Segment Start: DATA SUPPLIED

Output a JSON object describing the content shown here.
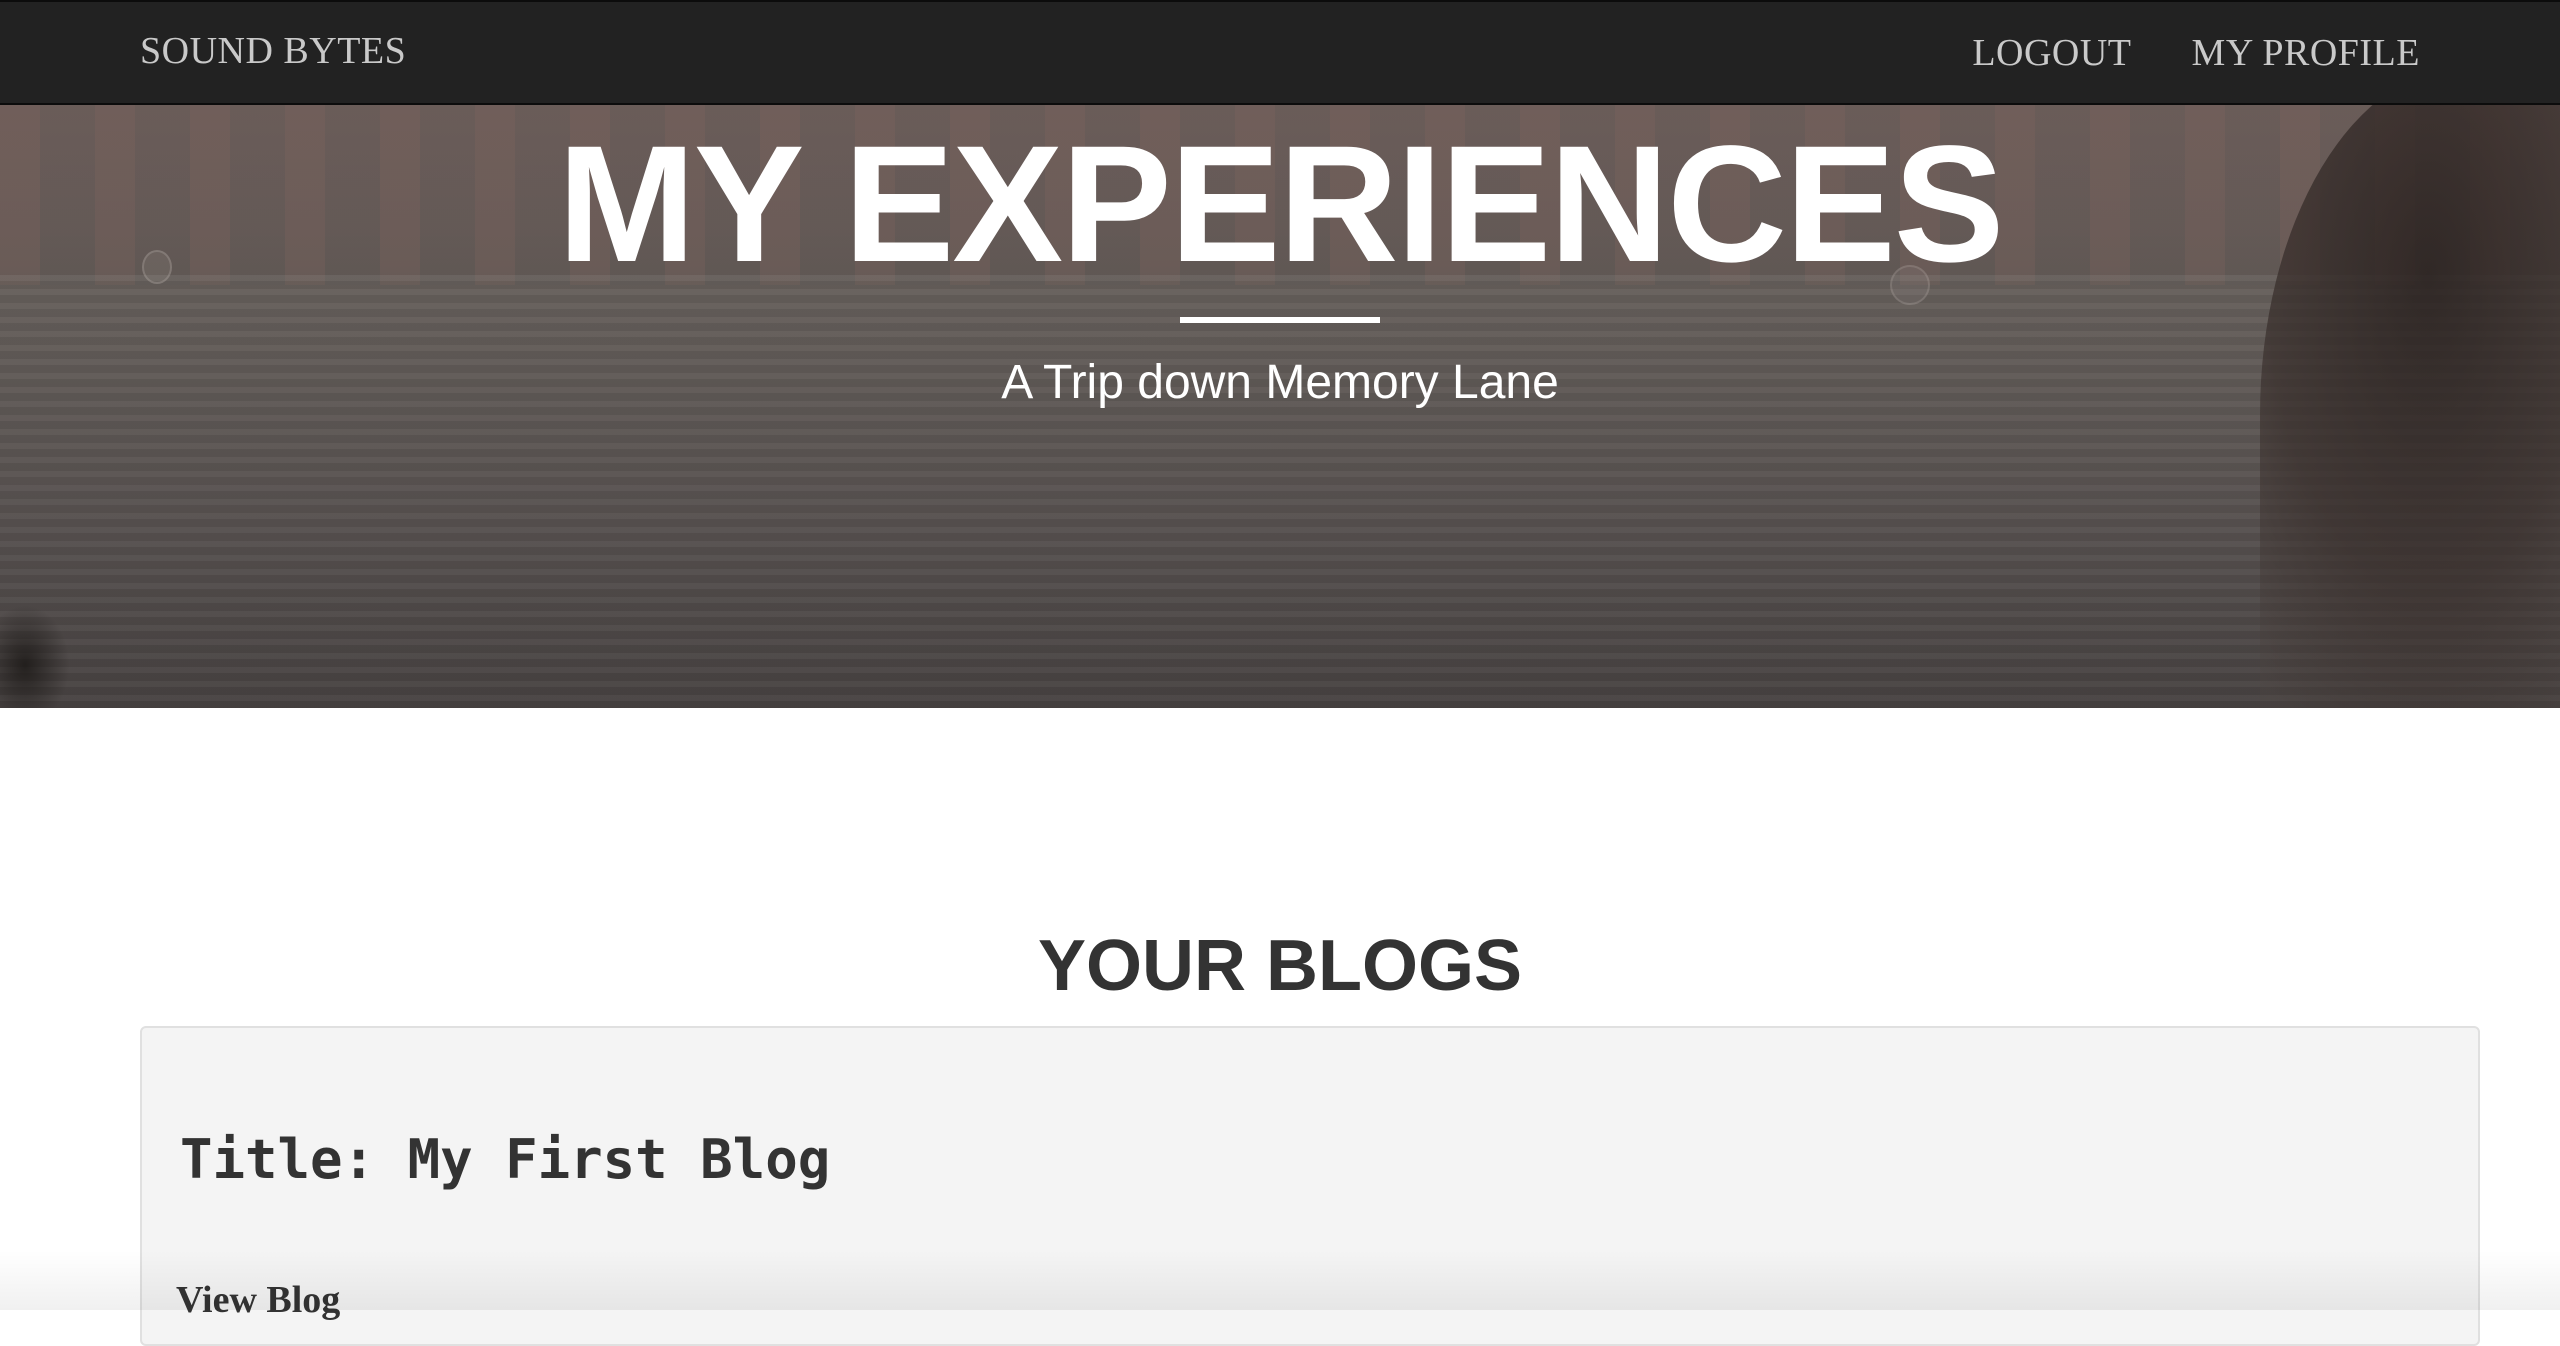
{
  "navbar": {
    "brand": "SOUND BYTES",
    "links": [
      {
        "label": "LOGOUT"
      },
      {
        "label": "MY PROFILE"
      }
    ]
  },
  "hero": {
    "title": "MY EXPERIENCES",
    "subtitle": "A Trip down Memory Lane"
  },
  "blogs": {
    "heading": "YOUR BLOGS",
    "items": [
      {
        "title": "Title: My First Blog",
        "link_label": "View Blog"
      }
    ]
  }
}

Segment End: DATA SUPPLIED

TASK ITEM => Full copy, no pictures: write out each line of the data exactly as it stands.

RESULT FOR THIS TASK =>
Output a JSON object describing the content shown here.
{
  "navbar": {
    "brand": "SOUND BYTES",
    "links": [
      {
        "label": "LOGOUT"
      },
      {
        "label": "MY PROFILE"
      }
    ]
  },
  "hero": {
    "title": "MY EXPERIENCES",
    "subtitle": "A Trip down Memory Lane"
  },
  "blogs": {
    "heading": "YOUR BLOGS",
    "items": [
      {
        "title": "Title: My First Blog",
        "link_label": "View Blog"
      }
    ]
  }
}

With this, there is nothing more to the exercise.